» **Problem to solve**:
An identical copy of the records below is the expected result.
***** Record extracts
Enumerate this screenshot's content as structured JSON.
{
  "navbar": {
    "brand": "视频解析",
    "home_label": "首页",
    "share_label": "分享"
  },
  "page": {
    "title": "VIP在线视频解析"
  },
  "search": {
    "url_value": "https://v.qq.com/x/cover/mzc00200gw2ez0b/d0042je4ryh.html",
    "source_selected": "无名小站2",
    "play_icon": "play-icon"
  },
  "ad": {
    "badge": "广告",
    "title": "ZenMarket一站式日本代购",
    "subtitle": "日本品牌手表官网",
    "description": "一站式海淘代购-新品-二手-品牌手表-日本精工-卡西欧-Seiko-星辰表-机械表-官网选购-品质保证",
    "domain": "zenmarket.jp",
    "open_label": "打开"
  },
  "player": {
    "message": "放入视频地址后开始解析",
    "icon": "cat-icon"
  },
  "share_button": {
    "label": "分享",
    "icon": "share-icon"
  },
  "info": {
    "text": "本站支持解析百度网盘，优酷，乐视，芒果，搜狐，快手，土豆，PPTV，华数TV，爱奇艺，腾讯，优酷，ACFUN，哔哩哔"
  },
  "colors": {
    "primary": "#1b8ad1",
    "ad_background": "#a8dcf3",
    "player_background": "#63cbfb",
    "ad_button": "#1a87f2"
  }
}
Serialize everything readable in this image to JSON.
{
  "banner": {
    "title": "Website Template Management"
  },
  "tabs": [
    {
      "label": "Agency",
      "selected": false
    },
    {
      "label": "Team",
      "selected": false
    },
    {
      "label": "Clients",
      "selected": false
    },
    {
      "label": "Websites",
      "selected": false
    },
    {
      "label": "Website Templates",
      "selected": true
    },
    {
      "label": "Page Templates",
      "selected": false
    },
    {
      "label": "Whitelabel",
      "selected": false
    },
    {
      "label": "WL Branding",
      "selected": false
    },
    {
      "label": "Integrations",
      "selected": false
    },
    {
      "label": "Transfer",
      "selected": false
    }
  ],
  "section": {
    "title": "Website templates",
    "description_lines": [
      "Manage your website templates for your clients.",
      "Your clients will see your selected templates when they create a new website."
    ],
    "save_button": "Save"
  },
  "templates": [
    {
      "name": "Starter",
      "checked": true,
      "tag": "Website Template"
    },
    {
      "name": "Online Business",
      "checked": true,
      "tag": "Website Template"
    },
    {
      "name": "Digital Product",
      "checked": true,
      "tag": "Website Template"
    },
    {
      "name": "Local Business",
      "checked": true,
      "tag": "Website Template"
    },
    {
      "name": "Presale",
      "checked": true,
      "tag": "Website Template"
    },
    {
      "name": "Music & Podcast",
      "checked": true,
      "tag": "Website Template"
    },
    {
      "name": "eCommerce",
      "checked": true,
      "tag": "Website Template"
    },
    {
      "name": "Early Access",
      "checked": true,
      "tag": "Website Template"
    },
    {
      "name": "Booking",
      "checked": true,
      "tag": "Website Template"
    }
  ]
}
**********
» **Task output**:
Enumerate this screenshot's content as structured JSON.
{
  "navbar": {
    "brand": "视频解析",
    "home_label": "首页",
    "share_label": "分享"
  },
  "page": {
    "title": "VIP在线视频解析"
  },
  "search": {
    "url_value": "https://v.qq.com/x/cover/mzc00200gw2ez0b/d0042je4ryh.html",
    "source_selected": "无名小站2",
    "play_icon": "play-icon"
  },
  "ad": {
    "badge": "广告",
    "title": "ZenMarket一站式日本代购",
    "subtitle": "日本品牌手表官网",
    "description": "一站式海淘代购-新品-二手-品牌手表-日本精工-卡西欧-Seiko-星辰表-机械表-官网选购-品质保证",
    "domain": "zenmarket.jp",
    "open_label": "打开"
  },
  "player": {
    "message": "放入视频地址后开始解析",
    "icon": "cat-icon"
  },
  "share_button": {
    "label": "分享",
    "icon": "share-icon"
  },
  "info": {
    "text": "本站支持解析百度网盘，优酷，乐视，芒果，搜狐，快手，土豆，PPTV，华数TV，爱奇艺，腾讯，优酷，ACFUN，哔哩哔"
  },
  "colors": {
    "primary": "#1b8ad1",
    "ad_background": "#a8dcf3",
    "player_background": "#63cbfb",
    "ad_button": "#1a87f2"
  }
}
Serialize everything readable in this image to JSON.
{
  "banner": {
    "title": "Website Template Management"
  },
  "tabs": [
    {
      "label": "Agency",
      "selected": false
    },
    {
      "label": "Team",
      "selected": false
    },
    {
      "label": "Clients",
      "selected": false
    },
    {
      "label": "Websites",
      "selected": false
    },
    {
      "label": "Website Templates",
      "selected": true
    },
    {
      "label": "Page Templates",
      "selected": false
    },
    {
      "label": "Whitelabel",
      "selected": false
    },
    {
      "label": "WL Branding",
      "selected": false
    },
    {
      "label": "Integrations",
      "selected": false
    },
    {
      "label": "Transfer",
      "selected": false
    }
  ],
  "section": {
    "title": "Website templates",
    "description_lines": [
      "Manage your website templates for your clients.",
      "Your clients will see your selected templates when they create a new website."
    ],
    "save_button": "Save"
  },
  "templates": [
    {
      "name": "Starter",
      "checked": true,
      "tag": "Website Template"
    },
    {
      "name": "Online Business",
      "checked": true,
      "tag": "Website Template"
    },
    {
      "name": "Digital Product",
      "checked": true,
      "tag": "Website Template"
    },
    {
      "name": "Local Business",
      "checked": true,
      "tag": "Website Template"
    },
    {
      "name": "Presale",
      "checked": true,
      "tag": "Website Template"
    },
    {
      "name": "Music & Podcast",
      "checked": true,
      "tag": "Website Template"
    },
    {
      "name": "eCommerce",
      "checked": true,
      "tag": "Website Template"
    },
    {
      "name": "Early Access",
      "checked": true,
      "tag": "Website Template"
    },
    {
      "name": "Booking",
      "checked": true,
      "tag": "Website Template"
    }
  ]
}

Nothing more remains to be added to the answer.